Data supplied section start
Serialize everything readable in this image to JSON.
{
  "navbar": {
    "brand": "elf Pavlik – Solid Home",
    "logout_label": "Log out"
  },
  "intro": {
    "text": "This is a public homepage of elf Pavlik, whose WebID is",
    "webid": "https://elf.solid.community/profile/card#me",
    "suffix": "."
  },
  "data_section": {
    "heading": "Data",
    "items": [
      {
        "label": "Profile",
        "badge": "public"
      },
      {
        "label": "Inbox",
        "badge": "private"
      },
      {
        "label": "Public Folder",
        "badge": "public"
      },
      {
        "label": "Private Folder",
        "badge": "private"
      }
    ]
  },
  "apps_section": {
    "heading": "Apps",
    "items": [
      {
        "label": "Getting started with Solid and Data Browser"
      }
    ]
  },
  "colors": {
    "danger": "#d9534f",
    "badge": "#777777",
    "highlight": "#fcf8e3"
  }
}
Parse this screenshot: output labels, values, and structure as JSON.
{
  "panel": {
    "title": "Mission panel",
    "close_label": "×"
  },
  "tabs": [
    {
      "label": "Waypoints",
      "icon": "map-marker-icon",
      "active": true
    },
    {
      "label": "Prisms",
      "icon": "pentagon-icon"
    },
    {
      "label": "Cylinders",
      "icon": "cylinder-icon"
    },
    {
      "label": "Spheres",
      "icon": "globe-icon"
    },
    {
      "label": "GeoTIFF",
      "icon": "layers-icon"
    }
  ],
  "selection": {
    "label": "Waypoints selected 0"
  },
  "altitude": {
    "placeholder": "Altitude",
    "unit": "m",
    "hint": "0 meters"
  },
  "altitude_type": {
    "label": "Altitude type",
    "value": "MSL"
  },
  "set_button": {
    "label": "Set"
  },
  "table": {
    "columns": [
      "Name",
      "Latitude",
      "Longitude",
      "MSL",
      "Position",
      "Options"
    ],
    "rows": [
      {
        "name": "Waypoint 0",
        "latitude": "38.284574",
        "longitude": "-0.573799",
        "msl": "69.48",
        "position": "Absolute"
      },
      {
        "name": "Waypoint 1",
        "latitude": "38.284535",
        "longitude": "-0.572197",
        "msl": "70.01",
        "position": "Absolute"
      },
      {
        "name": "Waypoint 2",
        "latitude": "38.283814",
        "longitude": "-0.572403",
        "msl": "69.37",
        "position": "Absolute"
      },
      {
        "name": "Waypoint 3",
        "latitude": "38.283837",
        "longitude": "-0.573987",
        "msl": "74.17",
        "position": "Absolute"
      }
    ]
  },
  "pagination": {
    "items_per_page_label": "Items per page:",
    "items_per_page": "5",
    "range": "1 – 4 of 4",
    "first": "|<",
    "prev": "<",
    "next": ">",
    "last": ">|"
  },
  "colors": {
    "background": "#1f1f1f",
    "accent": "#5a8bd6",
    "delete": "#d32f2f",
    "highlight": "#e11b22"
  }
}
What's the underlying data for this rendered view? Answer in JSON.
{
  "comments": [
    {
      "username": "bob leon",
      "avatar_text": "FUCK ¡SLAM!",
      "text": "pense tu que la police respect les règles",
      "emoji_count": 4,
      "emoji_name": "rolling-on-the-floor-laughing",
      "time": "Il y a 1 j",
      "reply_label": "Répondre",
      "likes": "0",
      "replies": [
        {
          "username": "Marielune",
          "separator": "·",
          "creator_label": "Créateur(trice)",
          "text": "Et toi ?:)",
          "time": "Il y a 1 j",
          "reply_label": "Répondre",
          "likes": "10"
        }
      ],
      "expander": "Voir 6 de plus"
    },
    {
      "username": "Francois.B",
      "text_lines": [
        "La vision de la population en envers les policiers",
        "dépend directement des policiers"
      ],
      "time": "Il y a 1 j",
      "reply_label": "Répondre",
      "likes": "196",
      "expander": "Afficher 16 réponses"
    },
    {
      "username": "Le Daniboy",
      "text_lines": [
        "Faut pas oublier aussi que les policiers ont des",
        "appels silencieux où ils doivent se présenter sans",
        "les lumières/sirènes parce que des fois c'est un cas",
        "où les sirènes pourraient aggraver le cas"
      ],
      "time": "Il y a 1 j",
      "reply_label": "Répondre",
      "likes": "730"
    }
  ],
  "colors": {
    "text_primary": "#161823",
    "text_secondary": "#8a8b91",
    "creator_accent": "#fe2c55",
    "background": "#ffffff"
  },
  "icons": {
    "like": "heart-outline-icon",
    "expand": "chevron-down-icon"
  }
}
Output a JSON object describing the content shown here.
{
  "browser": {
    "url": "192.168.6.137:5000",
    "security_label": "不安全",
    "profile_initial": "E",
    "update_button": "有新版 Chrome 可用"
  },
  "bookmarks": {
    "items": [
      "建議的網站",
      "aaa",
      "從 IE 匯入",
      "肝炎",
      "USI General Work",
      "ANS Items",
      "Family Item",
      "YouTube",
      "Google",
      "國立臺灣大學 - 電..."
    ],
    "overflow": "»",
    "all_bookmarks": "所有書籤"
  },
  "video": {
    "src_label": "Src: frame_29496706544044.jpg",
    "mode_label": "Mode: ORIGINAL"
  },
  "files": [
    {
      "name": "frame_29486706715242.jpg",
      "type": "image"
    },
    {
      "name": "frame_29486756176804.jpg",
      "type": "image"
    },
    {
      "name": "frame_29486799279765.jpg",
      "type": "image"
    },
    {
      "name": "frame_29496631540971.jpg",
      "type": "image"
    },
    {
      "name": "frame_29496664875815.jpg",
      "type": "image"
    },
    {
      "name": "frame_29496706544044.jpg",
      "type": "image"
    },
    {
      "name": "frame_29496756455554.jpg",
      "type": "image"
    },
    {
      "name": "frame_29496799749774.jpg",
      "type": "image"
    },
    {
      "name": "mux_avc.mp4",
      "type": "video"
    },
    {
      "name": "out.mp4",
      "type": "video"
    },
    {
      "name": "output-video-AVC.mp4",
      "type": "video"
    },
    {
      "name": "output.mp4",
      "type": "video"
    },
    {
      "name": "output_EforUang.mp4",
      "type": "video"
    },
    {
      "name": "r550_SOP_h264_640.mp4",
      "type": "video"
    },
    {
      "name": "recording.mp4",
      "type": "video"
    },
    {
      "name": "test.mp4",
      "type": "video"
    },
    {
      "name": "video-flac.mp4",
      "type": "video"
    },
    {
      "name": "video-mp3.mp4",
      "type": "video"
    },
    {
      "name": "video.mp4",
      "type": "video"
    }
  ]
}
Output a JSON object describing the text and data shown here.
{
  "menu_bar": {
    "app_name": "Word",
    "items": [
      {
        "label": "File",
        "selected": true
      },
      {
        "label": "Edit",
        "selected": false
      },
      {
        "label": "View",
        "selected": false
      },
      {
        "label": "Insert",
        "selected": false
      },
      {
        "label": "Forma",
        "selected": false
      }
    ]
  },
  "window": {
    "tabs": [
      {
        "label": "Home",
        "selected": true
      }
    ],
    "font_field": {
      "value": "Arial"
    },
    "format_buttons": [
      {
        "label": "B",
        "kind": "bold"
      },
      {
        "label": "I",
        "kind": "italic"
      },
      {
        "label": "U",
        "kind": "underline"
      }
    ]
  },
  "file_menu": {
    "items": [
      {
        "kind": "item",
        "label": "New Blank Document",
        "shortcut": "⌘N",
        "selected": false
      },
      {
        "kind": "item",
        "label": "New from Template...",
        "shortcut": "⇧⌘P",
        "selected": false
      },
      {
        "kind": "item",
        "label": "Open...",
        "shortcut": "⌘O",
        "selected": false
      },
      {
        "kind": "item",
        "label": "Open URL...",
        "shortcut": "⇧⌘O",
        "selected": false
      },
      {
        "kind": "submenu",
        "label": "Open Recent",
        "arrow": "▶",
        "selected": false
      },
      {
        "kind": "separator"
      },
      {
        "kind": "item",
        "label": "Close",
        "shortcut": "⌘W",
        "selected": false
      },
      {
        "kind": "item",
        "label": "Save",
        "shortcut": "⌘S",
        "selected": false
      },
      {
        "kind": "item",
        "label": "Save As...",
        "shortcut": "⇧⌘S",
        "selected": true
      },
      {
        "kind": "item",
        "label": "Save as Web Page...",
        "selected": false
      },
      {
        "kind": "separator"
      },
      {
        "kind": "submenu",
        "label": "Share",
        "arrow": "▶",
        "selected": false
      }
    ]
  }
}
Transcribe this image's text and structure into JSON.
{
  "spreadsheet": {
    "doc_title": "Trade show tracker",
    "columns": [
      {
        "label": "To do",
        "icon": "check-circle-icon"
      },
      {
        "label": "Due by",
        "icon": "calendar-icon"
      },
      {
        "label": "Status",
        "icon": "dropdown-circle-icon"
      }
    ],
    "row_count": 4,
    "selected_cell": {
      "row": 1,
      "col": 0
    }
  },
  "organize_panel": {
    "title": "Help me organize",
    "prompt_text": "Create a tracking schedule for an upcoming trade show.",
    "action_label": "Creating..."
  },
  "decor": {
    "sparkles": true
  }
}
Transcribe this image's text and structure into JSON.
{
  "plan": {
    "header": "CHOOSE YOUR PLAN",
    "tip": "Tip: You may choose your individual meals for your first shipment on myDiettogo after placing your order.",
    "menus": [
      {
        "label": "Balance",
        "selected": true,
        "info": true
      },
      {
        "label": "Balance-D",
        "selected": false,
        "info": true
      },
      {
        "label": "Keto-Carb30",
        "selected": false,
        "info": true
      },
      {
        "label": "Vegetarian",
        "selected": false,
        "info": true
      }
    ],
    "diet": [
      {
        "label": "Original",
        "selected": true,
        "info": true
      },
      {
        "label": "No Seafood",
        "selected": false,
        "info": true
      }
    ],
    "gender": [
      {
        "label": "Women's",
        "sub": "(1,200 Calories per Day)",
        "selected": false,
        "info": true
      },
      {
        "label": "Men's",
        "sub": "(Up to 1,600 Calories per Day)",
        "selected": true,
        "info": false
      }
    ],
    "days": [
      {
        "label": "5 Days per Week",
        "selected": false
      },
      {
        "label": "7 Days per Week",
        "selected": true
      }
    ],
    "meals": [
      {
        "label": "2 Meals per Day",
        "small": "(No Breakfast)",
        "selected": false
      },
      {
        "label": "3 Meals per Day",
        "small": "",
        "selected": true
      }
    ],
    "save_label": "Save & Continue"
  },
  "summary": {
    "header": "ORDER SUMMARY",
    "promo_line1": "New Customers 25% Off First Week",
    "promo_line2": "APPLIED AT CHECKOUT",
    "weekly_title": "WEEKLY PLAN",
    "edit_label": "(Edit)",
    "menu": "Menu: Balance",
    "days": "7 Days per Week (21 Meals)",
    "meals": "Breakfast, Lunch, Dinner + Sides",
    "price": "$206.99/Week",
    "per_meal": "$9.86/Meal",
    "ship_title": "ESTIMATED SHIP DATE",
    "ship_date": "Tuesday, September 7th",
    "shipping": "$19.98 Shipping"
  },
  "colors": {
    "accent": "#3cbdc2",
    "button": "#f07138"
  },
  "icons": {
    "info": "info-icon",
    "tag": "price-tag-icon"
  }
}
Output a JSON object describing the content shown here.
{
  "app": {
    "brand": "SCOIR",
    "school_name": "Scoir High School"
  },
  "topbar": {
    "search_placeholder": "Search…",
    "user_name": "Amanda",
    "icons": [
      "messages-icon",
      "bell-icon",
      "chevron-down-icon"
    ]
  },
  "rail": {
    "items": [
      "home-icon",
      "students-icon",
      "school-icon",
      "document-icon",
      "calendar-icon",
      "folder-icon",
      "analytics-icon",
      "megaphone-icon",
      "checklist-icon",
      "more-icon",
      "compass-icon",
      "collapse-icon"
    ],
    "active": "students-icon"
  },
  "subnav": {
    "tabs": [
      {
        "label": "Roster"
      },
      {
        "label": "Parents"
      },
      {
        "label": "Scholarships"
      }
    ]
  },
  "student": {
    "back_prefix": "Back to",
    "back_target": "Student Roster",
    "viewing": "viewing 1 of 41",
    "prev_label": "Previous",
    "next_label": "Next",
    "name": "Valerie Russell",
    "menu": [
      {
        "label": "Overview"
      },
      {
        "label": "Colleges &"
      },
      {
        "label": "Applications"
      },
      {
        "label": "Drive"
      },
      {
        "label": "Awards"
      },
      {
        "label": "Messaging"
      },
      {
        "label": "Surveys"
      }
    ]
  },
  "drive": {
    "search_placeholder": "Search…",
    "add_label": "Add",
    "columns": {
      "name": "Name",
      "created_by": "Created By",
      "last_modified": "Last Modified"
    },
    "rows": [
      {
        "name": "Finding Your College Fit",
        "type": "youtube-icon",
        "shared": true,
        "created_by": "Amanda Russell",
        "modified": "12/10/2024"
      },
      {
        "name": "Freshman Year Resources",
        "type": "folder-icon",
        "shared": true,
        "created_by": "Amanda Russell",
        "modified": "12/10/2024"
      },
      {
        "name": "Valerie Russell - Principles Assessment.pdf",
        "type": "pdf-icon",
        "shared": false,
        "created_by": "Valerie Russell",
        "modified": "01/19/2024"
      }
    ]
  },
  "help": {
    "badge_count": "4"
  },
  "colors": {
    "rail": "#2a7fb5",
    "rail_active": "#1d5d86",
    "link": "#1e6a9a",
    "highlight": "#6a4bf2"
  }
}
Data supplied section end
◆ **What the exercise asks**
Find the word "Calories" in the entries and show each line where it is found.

◆ **Result**
        "sub": "(1,200 Calories per Day)",
        "sub": "(Up to 1,600 Calories per Day)",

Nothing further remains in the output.